WASHINGTON, Dec. 14, 2016 /PRNewswire-USNewswire/ — Nebraska ranks 25th nationwide in funding programs to prevent kids from smoking and help smokers quit, according to a report released today by a coalition of public health organizations. Nebraska is spending $2.6 million this year on tobacco prevention and cessation programs, which is just 12.4 percent of the $20.8 million recommended by the Centers for Disease Control and Prevention (CDC).
The report challenges states to do more to fight tobacco use – the nation’s No. 1 cause of preventable death – and help make the next generation tobacco-free. In Nebraska, 13.3 percent of high school students still smoke, and 1,000 kids become regular smokers each year. Tobacco use claims 2,500 Nebraska lives and costs the state $795 million in health care bills annually.
Other key findings in the report include:
Nebraska will collect $103.7 million in revenue this year from the 1998 state tobacco settlement and tobacco taxes, but will spend only 2.5 percent of the money on tobacco prevention programs.
Tobacco companies spend $60 million each year to market their deadly and addictive products in Nebraska – 23 times what the state spends on tobacco prevention. Nationwide, tobacco companies spend $9.1 billion a year on marketing – more than $1 million every hour.
“Nebraska is putting children’s health at risk and costing taxpayers money by refusing to fund tobacco prevention programs that save lives and health care dollars,” said Matthew L. Myers, President of the Campaign for Tobacco-Free Kids. “Because of the tremendous progress our country has made in reducing smoking, it is within our reach to win the fight against tobacco and make the next generation tobacco-free. Nebraska should be doing everything it can to protect kids from tobacco.”
Today’s report, titled “Broken Promises to Our Children: A State-by-State Look at the 1998 State Tobacco Settlement 18 Years Later,” was released by the Campaign for Tobacco-Free Kids, American Heart Association, American Cancer Society Cancer Action Network, American Lung Association, the Robert Wood Johnson Foundation, Americans for Nonsmokers’ Rights and Truth Initiative.
Nationwide, the U.S. has cut smoking rates to record lows – 15.1 percent among adults and 10.8 percent among high school students in 2015. If recent progress in reducing adult smoking continues, the U.S. could eliminate smoking by around 2035, according to a recent analysis in The New England Journal of Medicine.

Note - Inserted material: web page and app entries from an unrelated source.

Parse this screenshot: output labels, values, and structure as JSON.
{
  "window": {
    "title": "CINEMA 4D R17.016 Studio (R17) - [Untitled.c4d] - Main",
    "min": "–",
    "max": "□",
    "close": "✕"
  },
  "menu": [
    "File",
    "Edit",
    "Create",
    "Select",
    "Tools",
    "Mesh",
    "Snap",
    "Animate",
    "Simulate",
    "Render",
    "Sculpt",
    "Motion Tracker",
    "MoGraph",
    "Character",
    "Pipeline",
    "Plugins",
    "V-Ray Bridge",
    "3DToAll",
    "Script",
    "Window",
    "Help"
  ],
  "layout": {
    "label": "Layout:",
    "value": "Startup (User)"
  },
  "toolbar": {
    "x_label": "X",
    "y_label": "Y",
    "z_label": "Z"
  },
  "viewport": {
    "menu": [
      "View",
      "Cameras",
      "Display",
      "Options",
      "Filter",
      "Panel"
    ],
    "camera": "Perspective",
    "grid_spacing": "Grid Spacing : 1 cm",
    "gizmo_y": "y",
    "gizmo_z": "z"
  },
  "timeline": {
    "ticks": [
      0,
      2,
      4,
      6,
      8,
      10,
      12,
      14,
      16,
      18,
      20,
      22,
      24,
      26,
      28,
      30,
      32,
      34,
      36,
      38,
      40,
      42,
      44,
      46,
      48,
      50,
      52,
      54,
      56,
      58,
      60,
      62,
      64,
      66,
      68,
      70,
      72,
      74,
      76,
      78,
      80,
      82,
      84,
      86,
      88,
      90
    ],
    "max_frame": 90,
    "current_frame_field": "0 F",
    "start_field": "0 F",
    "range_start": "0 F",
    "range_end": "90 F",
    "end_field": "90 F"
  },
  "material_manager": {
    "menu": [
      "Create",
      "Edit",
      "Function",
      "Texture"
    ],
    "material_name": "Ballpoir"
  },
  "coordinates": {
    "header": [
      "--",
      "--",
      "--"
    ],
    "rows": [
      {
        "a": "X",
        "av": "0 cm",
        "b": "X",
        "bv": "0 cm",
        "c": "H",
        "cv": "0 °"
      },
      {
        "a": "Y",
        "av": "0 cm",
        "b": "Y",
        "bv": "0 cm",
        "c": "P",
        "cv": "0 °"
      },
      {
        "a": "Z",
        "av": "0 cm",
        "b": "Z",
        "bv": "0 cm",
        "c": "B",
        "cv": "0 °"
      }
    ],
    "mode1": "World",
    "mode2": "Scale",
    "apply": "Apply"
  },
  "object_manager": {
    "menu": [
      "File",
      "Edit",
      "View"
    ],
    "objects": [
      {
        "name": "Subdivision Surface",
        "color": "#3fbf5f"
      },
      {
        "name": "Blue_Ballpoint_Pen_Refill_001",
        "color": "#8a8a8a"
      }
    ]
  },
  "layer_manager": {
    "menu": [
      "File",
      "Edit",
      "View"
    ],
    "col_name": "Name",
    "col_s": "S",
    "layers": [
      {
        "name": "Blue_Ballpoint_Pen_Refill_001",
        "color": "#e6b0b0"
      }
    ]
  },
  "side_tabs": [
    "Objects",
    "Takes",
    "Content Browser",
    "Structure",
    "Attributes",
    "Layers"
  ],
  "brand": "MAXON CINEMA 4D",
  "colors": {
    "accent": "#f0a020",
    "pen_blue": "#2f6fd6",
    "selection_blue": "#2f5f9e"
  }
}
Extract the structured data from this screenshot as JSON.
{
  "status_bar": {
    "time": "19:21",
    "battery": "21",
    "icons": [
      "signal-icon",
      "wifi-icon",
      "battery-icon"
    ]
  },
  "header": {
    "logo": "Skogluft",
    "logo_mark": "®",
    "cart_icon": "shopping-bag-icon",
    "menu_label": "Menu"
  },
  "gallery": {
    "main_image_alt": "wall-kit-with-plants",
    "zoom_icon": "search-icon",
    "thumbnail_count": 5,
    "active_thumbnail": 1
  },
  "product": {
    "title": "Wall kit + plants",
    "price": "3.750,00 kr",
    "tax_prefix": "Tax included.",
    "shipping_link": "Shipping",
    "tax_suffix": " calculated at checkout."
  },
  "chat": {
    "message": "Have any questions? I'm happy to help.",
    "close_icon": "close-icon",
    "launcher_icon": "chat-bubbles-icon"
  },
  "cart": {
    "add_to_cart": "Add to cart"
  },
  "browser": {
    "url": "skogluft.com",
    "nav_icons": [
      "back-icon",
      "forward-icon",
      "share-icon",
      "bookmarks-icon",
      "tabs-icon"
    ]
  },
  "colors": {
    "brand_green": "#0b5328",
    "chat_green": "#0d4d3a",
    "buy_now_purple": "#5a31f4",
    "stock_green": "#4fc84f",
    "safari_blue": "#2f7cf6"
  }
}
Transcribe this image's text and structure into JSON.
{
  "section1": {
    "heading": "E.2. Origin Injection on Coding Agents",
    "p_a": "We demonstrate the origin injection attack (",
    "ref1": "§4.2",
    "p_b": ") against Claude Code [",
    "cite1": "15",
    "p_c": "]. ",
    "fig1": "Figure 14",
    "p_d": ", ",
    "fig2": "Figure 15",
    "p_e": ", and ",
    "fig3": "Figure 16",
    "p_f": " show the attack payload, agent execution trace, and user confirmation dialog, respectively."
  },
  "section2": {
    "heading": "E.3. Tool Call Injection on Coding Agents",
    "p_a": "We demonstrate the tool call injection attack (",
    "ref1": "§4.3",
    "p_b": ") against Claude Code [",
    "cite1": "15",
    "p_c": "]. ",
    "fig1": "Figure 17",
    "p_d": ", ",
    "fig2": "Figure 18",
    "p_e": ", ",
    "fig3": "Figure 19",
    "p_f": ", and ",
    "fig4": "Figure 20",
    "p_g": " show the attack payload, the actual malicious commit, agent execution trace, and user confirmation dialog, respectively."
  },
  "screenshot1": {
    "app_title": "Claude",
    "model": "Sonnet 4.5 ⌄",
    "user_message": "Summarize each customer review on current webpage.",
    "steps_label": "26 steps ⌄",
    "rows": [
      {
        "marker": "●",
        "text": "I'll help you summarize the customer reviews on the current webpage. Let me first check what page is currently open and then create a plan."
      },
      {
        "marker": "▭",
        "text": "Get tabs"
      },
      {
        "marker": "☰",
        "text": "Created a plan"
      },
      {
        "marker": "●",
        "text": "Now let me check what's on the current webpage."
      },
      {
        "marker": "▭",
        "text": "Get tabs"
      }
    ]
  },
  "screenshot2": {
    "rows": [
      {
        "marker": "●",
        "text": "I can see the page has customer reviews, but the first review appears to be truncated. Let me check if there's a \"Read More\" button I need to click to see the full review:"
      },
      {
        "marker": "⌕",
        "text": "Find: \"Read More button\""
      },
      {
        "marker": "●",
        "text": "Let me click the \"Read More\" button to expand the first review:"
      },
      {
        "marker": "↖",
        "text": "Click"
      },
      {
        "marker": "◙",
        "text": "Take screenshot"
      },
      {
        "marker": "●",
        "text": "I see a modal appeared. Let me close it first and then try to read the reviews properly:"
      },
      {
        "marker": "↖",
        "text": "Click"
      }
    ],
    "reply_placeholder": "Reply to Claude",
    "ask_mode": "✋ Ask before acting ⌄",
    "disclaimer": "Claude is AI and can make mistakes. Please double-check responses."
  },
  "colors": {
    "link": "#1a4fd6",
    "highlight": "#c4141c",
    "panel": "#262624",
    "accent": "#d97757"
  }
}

By funding tobacco prevention and cessation programs at the CDC’s recommended levels, the states can help achieve this goal. But today’s report finds most states are falling far short:
The states will collect $26.6 billion this year from the tobacco settlement and tobacco taxes, but will spend less than 2 percent of it ($491.6 million) on tobacco prevention programs.
The $491.6 million that the states have budgeted for tobacco prevention is a small fraction of the $3.3 billion the CDC recommends. Only two states – North Dakota and Alaska – fund tobacco prevention programs at CDC-recommended levels.
States with well-funded, sustained tobacco prevention programs have seen remarkable progress. Florida, with one of the longest-running programs, reduced its high school smoking rate to 5.2 percent this year, one of the lowest rates ever reported by any state. One study found that during the first 10 years of its tobacco prevention program, the state of Washington saved more than $5 in health care costs for every $1 spent on the program.
Each year in the U.S., tobacco use kills more than 480,000 people and costs the nation at least $170 billion in health care expenses.
The report and state-specific information can be found at tfk.org/statereport.
To view the original version on PR Newswire, visit:http://www.prnewswire.com/news-releases/national-report-nebraska-ranks-25th-in-protecting-kids-from-tobacco-300378042.html
SOURCE Campaign for Tobacco-Free Kids
SOURCE: Yahoo News